Site Notes

This website is designed to be manually operated, using the arrow links on each page. It's an experimental (or perhaps quaint) conception meant to encourage the art of doing one thing at a time. The internet is an amazing development in human history. Earlier media evolved slowly over many centuries. Books have covers, title pages, tables of contents, chapter headings, even an order and direction in which the text is read; all of which were worked out by experimentation and gradual consensus. The internet is going through just such a process, but at a greatly accelerated rate. There is much to learn from the graphic forms we have inherited. Many web pages are a bewildering tangle of competing images, advertisements, and mystery-meat links; and coherent sequencing has not always been an obvious priority. All of us are shaping the internet with daily usage; we have an opportunity to infuse it with clarity and elegance.

frothy creek water

This site makes deliberate use of typographic conventions and navigation links that resemble the sequence of a book. Both the content and the presentation are a mix of media representing several centuries: the typefaces on each page developed from medieval handwritten letters, the materials of contemporary watercolor (including the paper) share a similar heritage. Acrylic paint is a twentieth century invention.

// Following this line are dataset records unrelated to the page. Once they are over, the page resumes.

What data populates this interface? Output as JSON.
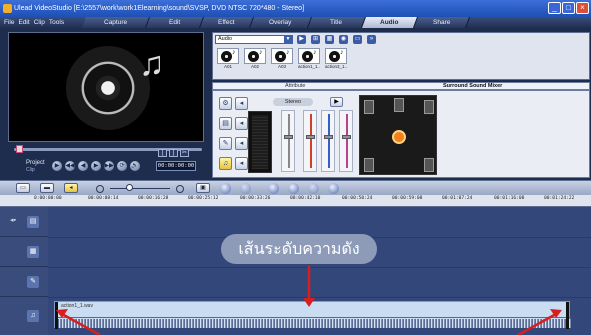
{
  "window": {
    "title": "Ulead VideoStudio [E:\\2557\\work\\work1Elearning\\sound\\SVSP, DVD NTSC 720*480 - Stereo]",
    "buttons": [
      "_",
      "□",
      "×"
    ]
  },
  "menu": [
    "File",
    "Edit",
    "Clip",
    "Tools"
  ],
  "steps": {
    "items": [
      "Capture",
      "Edit",
      "Effect",
      "Overlay",
      "Title",
      "Audio",
      "Share"
    ],
    "active": "Audio"
  },
  "playback": {
    "project_label": "Project",
    "clip_label": "Clip",
    "timecode": "00:00:00:00",
    "trim_buttons": [
      "[",
      "]",
      "✂"
    ],
    "transport": [
      "▶",
      "◀◀",
      "◀",
      "▶",
      "▶▶",
      "⟳",
      "🔊"
    ]
  },
  "library": {
    "category": "Audio",
    "items": [
      "A01",
      "A02",
      "A03",
      "action1_1...",
      "action3_1..."
    ]
  },
  "options": {
    "tabs": [
      "Attribute",
      "Surround Sound Mixer"
    ],
    "active_tab": "Surround Sound Mixer",
    "stereo_label": "Stereo",
    "fader_colors": [
      "#d04028",
      "#3060c8",
      "#b84090"
    ]
  },
  "timeline": {
    "ruler": [
      "0:00:00:00",
      "00:00:08:14",
      "00:00:16:28",
      "00:00:25:12",
      "00:00:33:26",
      "00:00:42:10",
      "00:00:50:24",
      "00:00:59:08",
      "00:01:07:24",
      "00:01:16:08",
      "00:01:24:22"
    ],
    "audio_clip_name": "action1_1.wav",
    "volume_line_color": "#d04028"
  },
  "annotation": {
    "label": "เส้นระดับความดัง",
    "arrow_color": "#d81e1e"
  }
}
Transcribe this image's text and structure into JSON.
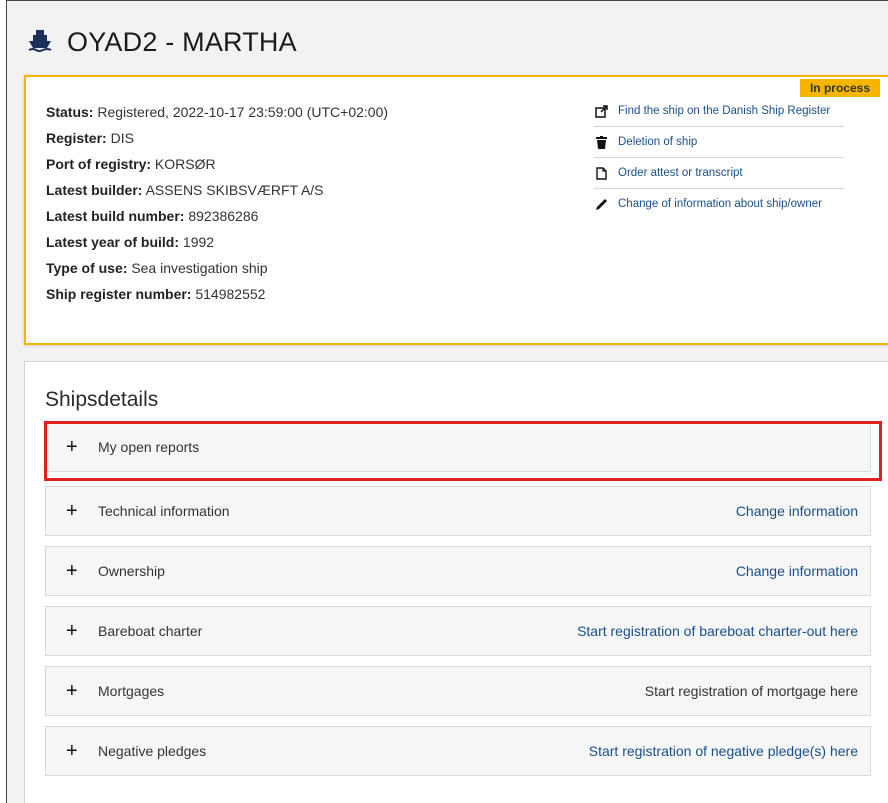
{
  "header": {
    "title": "OYAD2 - MARTHA",
    "ship_icon": "ship-icon"
  },
  "status_box": {
    "badge": "In process",
    "facts": [
      {
        "label": "Status:",
        "value": "Registered, 2022-10-17 23:59:00 (UTC+02:00)"
      },
      {
        "label": "Register:",
        "value": "DIS"
      },
      {
        "label": "Port of registry:",
        "value": "KORSØR"
      },
      {
        "label": "Latest builder:",
        "value": "ASSENS SKIBSVÆRFT A/S"
      },
      {
        "label": "Latest build number:",
        "value": "892386286"
      },
      {
        "label": "Latest year of build:",
        "value": "1992"
      },
      {
        "label": "Type of use:",
        "value": "Sea investigation ship"
      },
      {
        "label": "Ship register number:",
        "value": "514982552"
      }
    ],
    "actions": [
      {
        "label": "Find the ship on the Danish Ship Register",
        "icon": "external-link-icon"
      },
      {
        "label": "Deletion of ship",
        "icon": "trash-icon"
      },
      {
        "label": "Order attest or transcript",
        "icon": "document-icon"
      },
      {
        "label": "Change of information about ship/owner",
        "icon": "pencil-icon"
      }
    ]
  },
  "details": {
    "title": "Shipsdetails",
    "sections": [
      {
        "label": "My open reports",
        "action": ""
      },
      {
        "label": "Technical information",
        "action": "Change information"
      },
      {
        "label": "Ownership",
        "action": "Change information"
      },
      {
        "label": "Bareboat charter",
        "action": "Start registration of bareboat charter-out here"
      },
      {
        "label": "Mortgages",
        "action": "Start registration of mortgage here"
      },
      {
        "label": "Negative pledges",
        "action": "Start registration of negative pledge(s) here"
      }
    ],
    "expand_symbol": "+"
  },
  "colors": {
    "accent": "#f7b500",
    "link": "#1a4f8b",
    "highlight": "#e0201f"
  }
}
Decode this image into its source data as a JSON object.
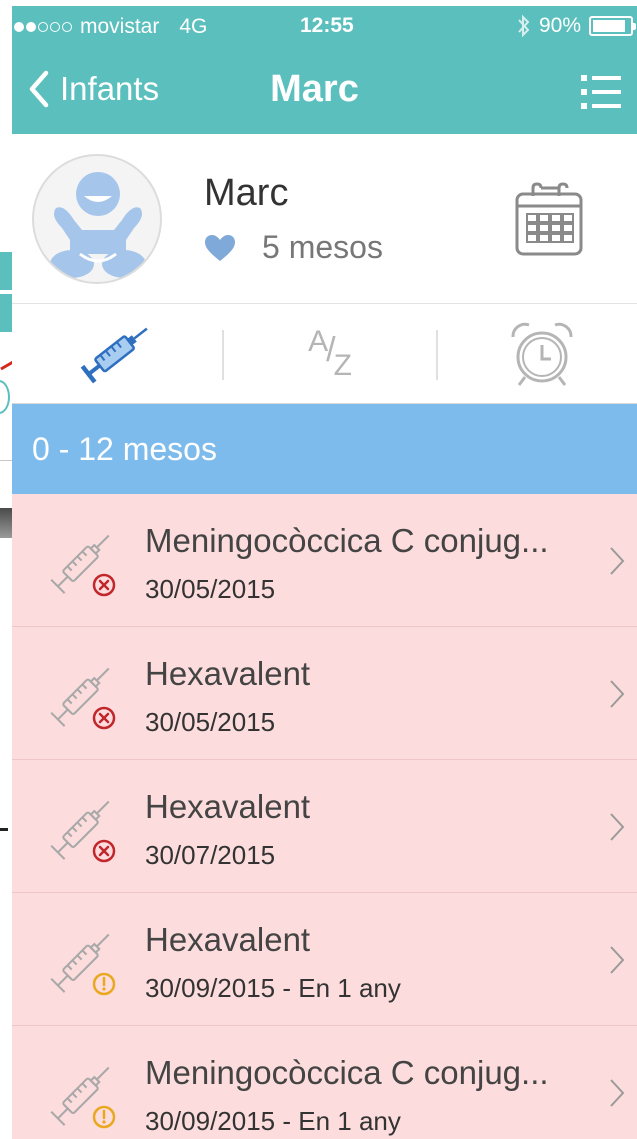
{
  "status_bar": {
    "carrier": "movistar",
    "network": "4G",
    "time": "12:55",
    "battery": "90%",
    "battery_level": 0.9,
    "signal_bars_filled": 2,
    "signal_bars_total": 5
  },
  "nav": {
    "back_label": "Infants",
    "title": "Marc"
  },
  "profile": {
    "name": "Marc",
    "age": "5 mesos"
  },
  "tabs": {
    "alphabetical_label_top": "A",
    "alphabetical_label_bottom": "Z"
  },
  "section": {
    "title": "0 - 12 mesos"
  },
  "vaccines": [
    {
      "title": "Meningocòccica C conjug...",
      "date": "30/05/2015",
      "status": "missed"
    },
    {
      "title": "Hexavalent",
      "date": "30/05/2015",
      "status": "missed"
    },
    {
      "title": "Hexavalent",
      "date": "30/07/2015",
      "status": "missed"
    },
    {
      "title": "Hexavalent",
      "date": "30/09/2015 - En 1 any",
      "status": "pending"
    },
    {
      "title": "Meningocòccica C conjug...",
      "date": "30/09/2015 - En 1 any",
      "status": "pending"
    }
  ],
  "colors": {
    "brand_teal": "#5bbfbd",
    "section_blue": "#7dbbec",
    "row_pink": "#fcdcdc",
    "missed_red": "#c0272d",
    "pending_amber": "#e9a820",
    "heart_blue": "#7fa9d8"
  },
  "icons": {
    "back": "chevron-left-icon",
    "menu": "list-menu-icon",
    "calendar": "calendar-icon",
    "vaccines_tab": "syringe-icon",
    "alarm_tab": "alarm-clock-icon",
    "missed_status": "x-circle-icon",
    "pending_status": "exclamation-circle-icon",
    "row_chevron": "chevron-right-icon"
  }
}
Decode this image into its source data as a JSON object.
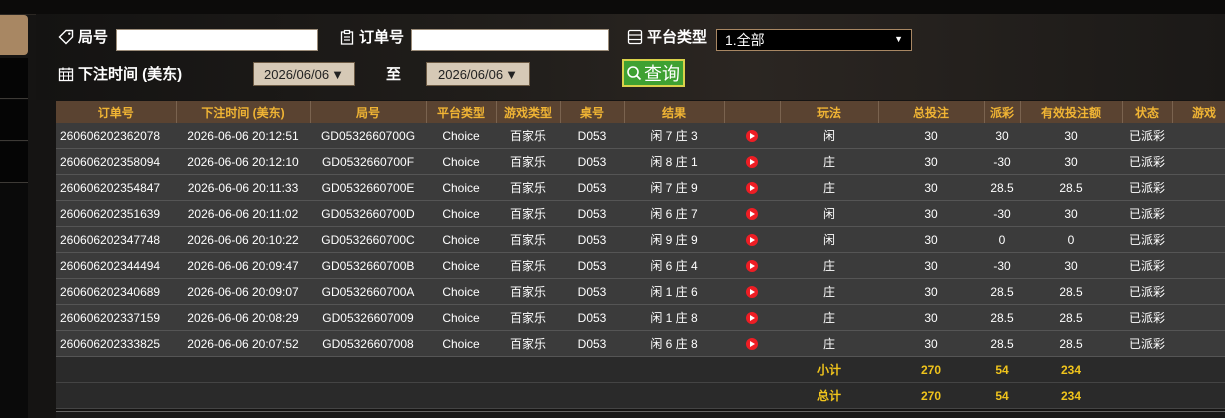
{
  "filters": {
    "round_label": "局号",
    "order_label": "订单号",
    "platform_label": "平台类型",
    "platform_selected": "1.全部",
    "time_label": "下注时间 (美东)",
    "date_from": "2026/06/06",
    "to_label": "至",
    "date_to": "2026/06/06",
    "query_label": "查询"
  },
  "table": {
    "headers": [
      "订单号",
      "下注时间 (美东)",
      "局号",
      "平台类型",
      "游戏类型",
      "桌号",
      "结果",
      "",
      "玩法",
      "总投注",
      "派彩",
      "有效投注额",
      "状态",
      "游戏"
    ],
    "rows": [
      {
        "order": "260606202362078",
        "time": "2026-06-06 20:12:51",
        "round": "GD0532660700G",
        "platform": "Choice",
        "game": "百家乐",
        "table": "D053",
        "result": "闲 7 庄 3",
        "play": "闲",
        "bet": "30",
        "payout": "30",
        "payout_tone": "red",
        "valid": "30",
        "status": "已派彩"
      },
      {
        "order": "260606202358094",
        "time": "2026-06-06 20:12:10",
        "round": "GD0532660700F",
        "platform": "Choice",
        "game": "百家乐",
        "table": "D053",
        "result": "闲 8 庄 1",
        "play": "庄",
        "bet": "30",
        "payout": "-30",
        "payout_tone": "neg",
        "valid": "30",
        "status": "已派彩"
      },
      {
        "order": "260606202354847",
        "time": "2026-06-06 20:11:33",
        "round": "GD0532660700E",
        "platform": "Choice",
        "game": "百家乐",
        "table": "D053",
        "result": "闲 7 庄 9",
        "play": "庄",
        "bet": "30",
        "payout": "28.5",
        "payout_tone": "red",
        "valid": "28.5",
        "status": "已派彩"
      },
      {
        "order": "260606202351639",
        "time": "2026-06-06 20:11:02",
        "round": "GD0532660700D",
        "platform": "Choice",
        "game": "百家乐",
        "table": "D053",
        "result": "闲 6 庄 7",
        "play": "闲",
        "bet": "30",
        "payout": "-30",
        "payout_tone": "neg",
        "valid": "30",
        "status": "已派彩"
      },
      {
        "order": "260606202347748",
        "time": "2026-06-06 20:10:22",
        "round": "GD0532660700C",
        "platform": "Choice",
        "game": "百家乐",
        "table": "D053",
        "result": "闲 9 庄 9",
        "play": "闲",
        "bet": "30",
        "payout": "0",
        "payout_tone": "plain",
        "valid": "0",
        "status": "已派彩"
      },
      {
        "order": "260606202344494",
        "time": "2026-06-06 20:09:47",
        "round": "GD0532660700B",
        "platform": "Choice",
        "game": "百家乐",
        "table": "D053",
        "result": "闲 6 庄 4",
        "play": "庄",
        "bet": "30",
        "payout": "-30",
        "payout_tone": "neg",
        "valid": "30",
        "status": "已派彩"
      },
      {
        "order": "260606202340689",
        "time": "2026-06-06 20:09:07",
        "round": "GD0532660700A",
        "platform": "Choice",
        "game": "百家乐",
        "table": "D053",
        "result": "闲 1 庄 6",
        "play": "庄",
        "bet": "30",
        "payout": "28.5",
        "payout_tone": "red",
        "valid": "28.5",
        "status": "已派彩"
      },
      {
        "order": "260606202337159",
        "time": "2026-06-06 20:08:29",
        "round": "GD05326607009",
        "platform": "Choice",
        "game": "百家乐",
        "table": "D053",
        "result": "闲 1 庄 8",
        "play": "庄",
        "bet": "30",
        "payout": "28.5",
        "payout_tone": "red",
        "valid": "28.5",
        "status": "已派彩"
      },
      {
        "order": "260606202333825",
        "time": "2026-06-06 20:07:52",
        "round": "GD05326607008",
        "platform": "Choice",
        "game": "百家乐",
        "table": "D053",
        "result": "闲 6 庄 8",
        "play": "庄",
        "bet": "30",
        "payout": "28.5",
        "payout_tone": "red",
        "valid": "28.5",
        "status": "已派彩"
      }
    ],
    "subtotal": {
      "label": "小计",
      "bet": "270",
      "payout": "54",
      "valid": "234"
    },
    "total": {
      "label": "总计",
      "bet": "270",
      "payout": "54",
      "valid": "234"
    }
  },
  "colors": {
    "header_bg": "#5a4331",
    "header_text": "#f0b434",
    "row_bg": "#3b3b3b",
    "negative": "#4ed12a",
    "positive_dim": "#b5171f",
    "status": "#2ad12a",
    "summary": "#f0c41c"
  }
}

The web pages themselves are structured using HTML (HyperText Markup Language!) and all of the photographs are digital images. The main focus of what is being presented is painting, an activity perhaps better suited to the nineteenth century.

Looking at paintings on a website may actually not work; speed and impatience seem to be built into the web, or at least how we have come to use it. I've noticed in visiting many artists' websites that if the navigation is too convenient, I'm inclined to flip through dozens of images – possibly years of work – in seconds without taking the time to really look at any of them. The contemporary artist David Hockney has commented on how time is embedded in a painting: it takes time to do a painting, so it takes time to see a painting.

The term "sauntering" comes to mind. A friend once told me that an earlier meaning of the word referred to the pace at which one walked while on religious pilgrimage. Think of this as a website for sauntering, an experiment to see if the internet can accomodate stillness as easily as it accommodates speed. This approach is not meant to discard the remarkable potential of the web for displaying many kinds of information simultaneously, it's an attempt to avoid the numbing, multi-tasking overload that can make us all so crabby.

So for this site I recommend using the arrow links at either end of the image captions, which are more conventionally book-like. The Portfolio link at the top toolbar of each page will link you to something like a table of contents for all the work on the site. Each section begins with an information page; you can skip the reading and go directly to the images using the link at either the top or the bottom of each information page. You can jump to another section at any time using the Portfolio link. All links are the color of robin's eggs. One last thing: like many sites, this one will look better if you minimize the toolbar in your browser window. Some browsers have a button for this in the upper right corner. If not, you can go to View in the browser's main toolbar.